STAR|STUFF

A small contribution to the timeless exploration of self.

My meaning simply is, that whatever I have tried to do in life, I have tried with all my heart to do well; that whatever I have devoted myself to, I have devoted myself to completely; that in great aims and in small, I have always been thoroughly in earnest.

Charles Dickens, David Copperfield (via bookmania)

Concern for others gives you courage. When you are solely concerned with ‘I,’ this naturally leads to fear and anxiety, resulting in even more insecurity, making the body imbalanced and riddled with health problems. However, deep within altruism lies courage, which diminishes fear and bestows relaxation, which in turn has beneficial effects on blood pressure and overall well-being.

—The Dalai Lama (via lazyyogi)

(Source: lazyyogi)

Indiana Woods | SusannaLenore | July 2013

museumuesum:

Richard Serra
Balanced, 1970
Hot-rolled steel, 97 x 62 x 1 inches

museumuesum:

Richard Serra

Balanced, 1970

Hot-rolled steel, 97 x 62 x 1 inches

Perfection | SusannaLenore | June 2013

Perfection | SusannaLenore | June 2013

kateoplis:

Olafur Eiasson’s installation at MoMA, Your Waste of Time, consist of broken chunks of Iceland’s Vatnajökull, Europe’s largest glacier. The museum had to turn one of their main galleries into a walk-in freezer to able to display them. “According to PS1, the pieces of ice chosen for the project are about 800 years old. That sounds about right to Ted Scambos, lead scientist at the National Snow and Ice Data Center. Scambos speculates that the ice came from the ‘Little Ice Age,’ the period between the 16th and 19th centuries during which glaciers grew larger than they ever have since—and advanced quickly.
‘These glaciers bear testimony to our history-being suspended and frozen for thousands of years-and now they are melting away, as if our whole history is fading,’ said Eliasson.”

kateoplis:

Olafur Eiasson’s installation at MoMA, Your Waste of Time, consist of broken chunks of Iceland’s Vatnajökull, Europe’s largest glacier. The museum had to turn one of their main galleries into a walk-in freezer to able to display them. “According to PS1, the pieces of ice chosen for the project are about 800 years old. That sounds about right to Ted Scambos, lead scientist at the National Snow and Ice Data Center. Scambos speculates that the ice came from the ‘Little Ice Age,’ the period between the 16th and 19th centuries during which glaciers grew larger than they ever have since—and advanced quickly.
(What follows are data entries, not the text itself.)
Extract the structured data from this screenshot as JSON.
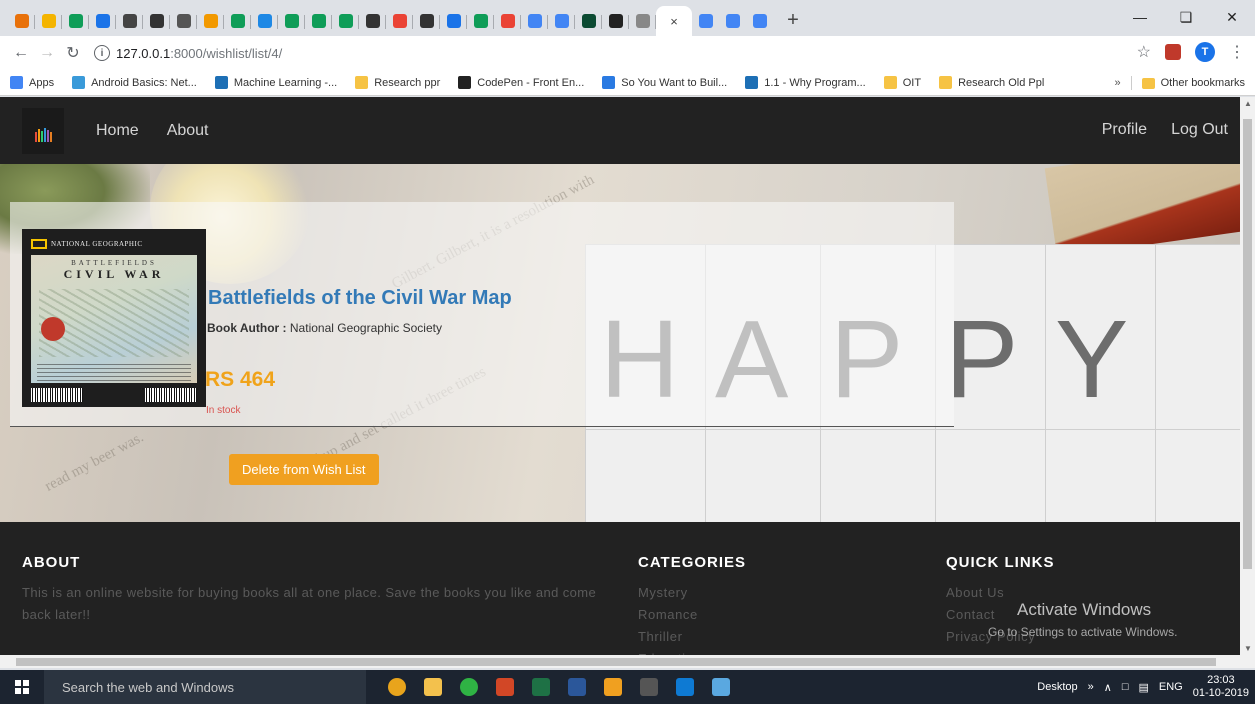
{
  "browser": {
    "active_tab_close": "×",
    "new_tab": "+",
    "url_host": "127.0.0.1",
    "url_path": ":8000/wishlist/list/4/",
    "profile_initial": "T",
    "bookmarks": [
      {
        "label": "Apps",
        "color": "#4285f4"
      },
      {
        "label": "Android Basics: Net...",
        "color": "#3a9ad9"
      },
      {
        "label": "Machine Learning -...",
        "color": "#1d6fb5"
      },
      {
        "label": "Research ppr",
        "color": "#f6c344"
      },
      {
        "label": "CodePen - Front En...",
        "color": "#222222"
      },
      {
        "label": "So You Want to Buil...",
        "color": "#2a7ae2"
      },
      {
        "label": "1.1 - Why Program...",
        "color": "#1d6fb5"
      },
      {
        "label": "OIT",
        "color": "#f6c344"
      },
      {
        "label": "Research Old Ppl",
        "color": "#f6c344"
      }
    ],
    "bookmarks_overflow": "»",
    "other_bookmarks": "Other bookmarks"
  },
  "nav": {
    "home": "Home",
    "about": "About",
    "profile": "Profile",
    "logout": "Log Out"
  },
  "hero": {
    "board_letters": [
      "H",
      "A",
      "P",
      "P",
      "Y"
    ]
  },
  "wishlist_item": {
    "title": "Battlefields of the Civil War Map",
    "author_label": "Book Author :",
    "author": "National Geographic Society",
    "price": "RS 464",
    "stock": "In stock",
    "delete_button": "Delete from Wish List",
    "cover": {
      "brand": "NATIONAL GEOGRAPHIC",
      "line1": "BATTLEFIELDS",
      "line2": "CIVIL WAR"
    }
  },
  "footer": {
    "about": {
      "heading": "ABOUT",
      "text": "This is an online website for buying books all at one place. Save the books you like and come back later!!"
    },
    "categories": {
      "heading": "CATEGORIES",
      "items": [
        "Mystery",
        "Romance",
        "Thriller",
        "Education"
      ]
    },
    "quick_links": {
      "heading": "QUICK LINKS",
      "items": [
        "About Us",
        "Contact",
        "Privacy Policy"
      ]
    }
  },
  "watermark": {
    "title": "Activate Windows",
    "subtitle": "Go to Settings to activate Windows."
  },
  "taskbar": {
    "search_placeholder": "Search the web and Windows",
    "desktop": "Desktop",
    "lang": "ENG",
    "time": "23:03",
    "date": "01-10-2019"
  }
}
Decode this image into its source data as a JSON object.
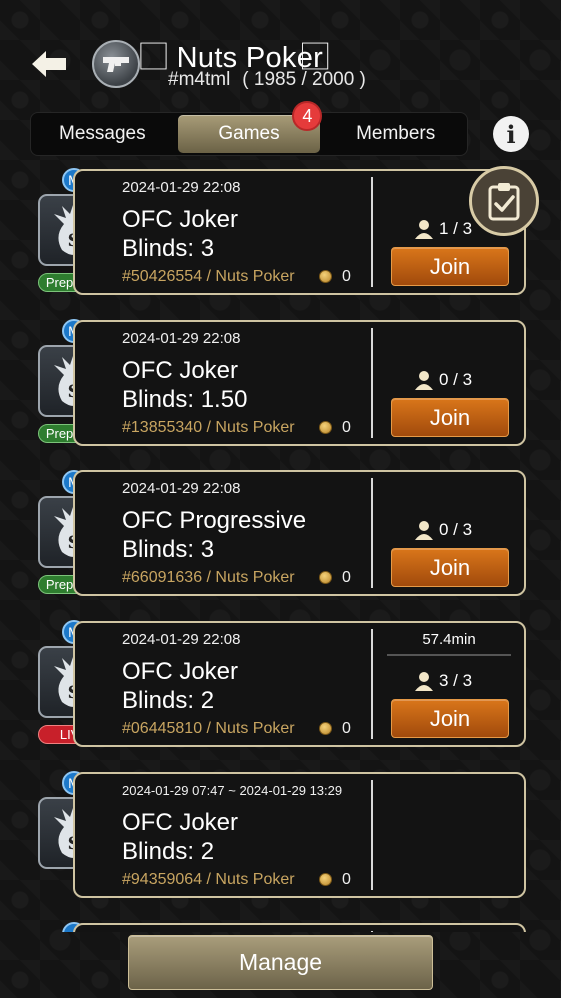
{
  "header": {
    "club_name": "⃞ Nuts Poker ⃞",
    "club_id": "#m4tml",
    "member_count": "( 1985 / 2000 )",
    "back_icon": "back-arrow-icon",
    "logo_icon": "club-logo-icon"
  },
  "tabs": [
    {
      "label": "Messages",
      "active": false
    },
    {
      "label": "Games",
      "active": true,
      "badge": "4"
    },
    {
      "label": "Members",
      "active": false
    }
  ],
  "info_icon": "i",
  "games": [
    {
      "datetime": "2024-01-29 22:08",
      "name": "OFC Joker",
      "blinds": "Blinds: 3",
      "table": "#50426554 / Nuts Poker",
      "coins": "0",
      "players": "1 / 3",
      "status": "Preparing",
      "join": "Join",
      "badge": "M"
    },
    {
      "datetime": "2024-01-29 22:08",
      "name": "OFC Joker",
      "blinds": "Blinds: 1.50",
      "table": "#13855340 / Nuts Poker",
      "coins": "0",
      "players": "0 / 3",
      "status": "Preparing",
      "join": "Join",
      "badge": "M"
    },
    {
      "datetime": "2024-01-29 22:08",
      "name": "OFC Progressive",
      "blinds": "Blinds: 3",
      "table": "#66091636 / Nuts Poker",
      "coins": "0",
      "players": "0 / 3",
      "status": "Preparing",
      "join": "Join",
      "badge": "M"
    },
    {
      "datetime": "2024-01-29 22:08",
      "name": "OFC Joker",
      "blinds": "Blinds: 2",
      "table": "#06445810 / Nuts Poker",
      "coins": "0",
      "players": "3 / 3",
      "status": "LIVE",
      "join": "Join",
      "duration": "57.4min",
      "badge": "M"
    },
    {
      "datetime": "2024-01-29 07:47 ~ 2024-01-29 13:29",
      "name": "OFC Joker",
      "blinds": "Blinds: 2",
      "table": "#94359064 / Nuts Poker",
      "coins": "0",
      "badge": "M"
    }
  ],
  "manage_label": "Manage",
  "colors": {
    "accent_gold": "#cfc4a2",
    "join_orange": "#c8620f",
    "preparing_green": "#2e7d2f",
    "live_red": "#c8202a",
    "badge_red": "#e53b3b",
    "m_badge_blue": "#1c78c9"
  }
}
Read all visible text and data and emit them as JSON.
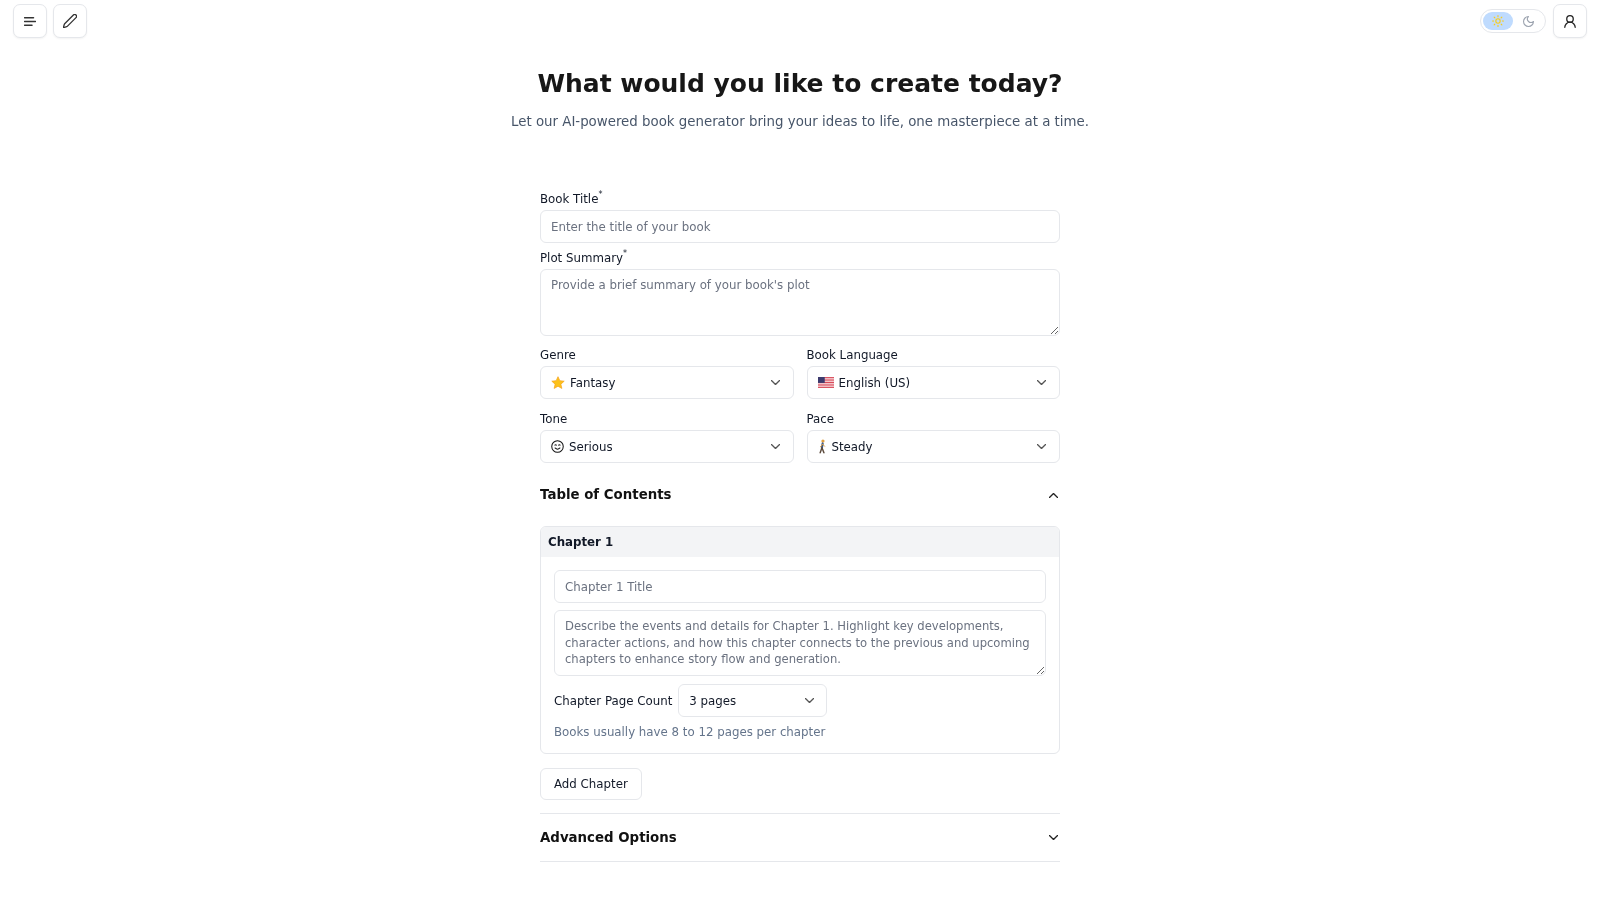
{
  "theme_toggle": [
    {
      "kind": "light",
      "selected": true
    },
    {
      "kind": "dark",
      "selected": false
    }
  ],
  "page": {
    "title": "What would you like to create today?",
    "subtitle": "Let our AI-powered book generator bring your ideas to life, one masterpiece at a time."
  },
  "form": {
    "book_title": {
      "label": "Book Title$^{*}$",
      "placeholder": "Enter the title of your book"
    },
    "plot_summary": {
      "label": "Plot Summary$^{*}$",
      "placeholder": "Provide a brief summary of your book's plot"
    },
    "selects": [
      {
        "label": "Genre",
        "value": "Fantasy"
      },
      {
        "label": "Book Language",
        "value": "English (US)"
      },
      {
        "label": "Tone",
        "value": "Serious"
      },
      {
        "label": "Pace",
        "value": "Steady"
      }
    ]
  },
  "table_of_contents": {
    "title": "Table of Contents",
    "expanded": true,
    "chapters": [
      {
        "header": "Chapter 1",
        "title_placeholder": "Chapter 1 Title",
        "description_placeholder": "Describe the events and details for Chapter 1. Highlight key developments, character actions, and how this chapter connects to the previous and upcoming chapters to enhance story flow and generation.",
        "page_count_label": "Chapter Page Count",
        "page_count": "3 pages",
        "hint": "Books usually have 8 to 12 pages per chapter"
      }
    ],
    "add_button": "Add Chapter"
  },
  "advanced_options": {
    "title": "Advanced Options",
    "expanded": false
  }
}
‘These glaciers bear testimony to our history-being suspended and frozen for thousands of years-and now they are melting away, as if our whole history is fading,’ said Eliasson.”

millionsmillions:

The book club has turned into a form of protest. Inspired by “The Standing Man,” the Turkish demonstrator who stood for six hours in a silent vigil, protesters are silently standing while reading books. The Al Jazeera photo-essay shows Nietzsche, Camus, and Orwell as popular picks.

millionsmillions:

The book club has turned into a form of protest. Inspired by “The Standing Man,” the Turkish demonstrator who stood for six hours in a silent vigil, protesters are silently standing while reading books. The Al Jazeera photo-essay shows Nietzsche, Camus, and Orwell as popular picks.

You have, which is a rare thing, that ability and the responsibility to listen to the dissent in yourself, to at least give it the floor, because it is the key — not only to consciousness, but to real growth. To accept duality is to earn identity. And identity is something that you are constantly earning. It is not just who you are. It is a process that you must be active in.

Joss Whedon

Commencement Speech, 2013, Wesleyan University

Our lives are not as limited as we think they are; the world is a wonderfully weird place; consensual reality is significantly flawed; no institution can be trusted, but love does work; all things are possible; and we all could be happy and fulfilled if we only had the guts to be truly free and the wisdom to shrink our egos and quit taking ourselves so damn seriously.

I do believe in simplicity. It is astonishing as well as sad, how many trivial affairs even the wisest thinks he must attend to in a day; how singular an affair he thinks he must omit. When the mathematician would solve a difficult problem, he first frees the equation of all incumbrances, and reduces it to its simplest terms. So simplify the problem of life, distinguish the necessary and the real. Probe the earth to see where your main roots run.

Henry David Thoreau (via aliceinnappyland)

(Source: goodreads.com, via agoodworkerdoes)